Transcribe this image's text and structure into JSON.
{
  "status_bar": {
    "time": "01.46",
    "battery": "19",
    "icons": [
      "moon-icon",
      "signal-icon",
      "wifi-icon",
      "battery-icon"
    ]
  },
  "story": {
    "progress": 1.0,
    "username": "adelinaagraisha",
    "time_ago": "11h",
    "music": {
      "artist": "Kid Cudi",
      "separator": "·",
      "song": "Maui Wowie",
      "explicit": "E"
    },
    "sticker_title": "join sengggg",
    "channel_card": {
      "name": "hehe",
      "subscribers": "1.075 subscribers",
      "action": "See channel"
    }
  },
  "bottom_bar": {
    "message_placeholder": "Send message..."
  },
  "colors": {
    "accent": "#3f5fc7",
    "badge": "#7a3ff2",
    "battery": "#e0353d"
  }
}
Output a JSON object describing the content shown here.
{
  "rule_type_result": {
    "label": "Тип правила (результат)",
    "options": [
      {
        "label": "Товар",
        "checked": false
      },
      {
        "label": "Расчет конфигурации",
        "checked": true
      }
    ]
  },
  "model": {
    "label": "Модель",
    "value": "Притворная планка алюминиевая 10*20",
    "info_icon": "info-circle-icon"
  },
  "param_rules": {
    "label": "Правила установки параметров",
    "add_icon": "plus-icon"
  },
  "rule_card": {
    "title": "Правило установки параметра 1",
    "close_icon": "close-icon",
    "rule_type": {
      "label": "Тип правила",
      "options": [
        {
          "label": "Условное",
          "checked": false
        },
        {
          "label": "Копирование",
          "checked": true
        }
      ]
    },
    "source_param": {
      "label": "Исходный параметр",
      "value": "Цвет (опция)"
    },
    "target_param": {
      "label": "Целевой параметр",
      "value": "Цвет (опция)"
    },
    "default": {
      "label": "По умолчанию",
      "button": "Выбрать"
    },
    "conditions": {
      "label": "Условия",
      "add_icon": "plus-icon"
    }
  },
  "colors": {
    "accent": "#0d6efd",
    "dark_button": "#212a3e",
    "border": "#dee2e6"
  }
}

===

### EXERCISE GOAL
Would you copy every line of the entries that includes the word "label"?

### TASK OUTPUT
    "label": "Тип правила (результат)",
        "label": "Товар",
        "label": "Расчет конфигурации",
    "label": "Модель",
    "label": "Правила установки параметров",
      "label": "Тип правила",
          "label": "Условное",
          "label": "Копирование",
      "label": "Исходный параметр",
      "label": "Целевой параметр",
      "label": "По умолчанию",
      "label": "Условия",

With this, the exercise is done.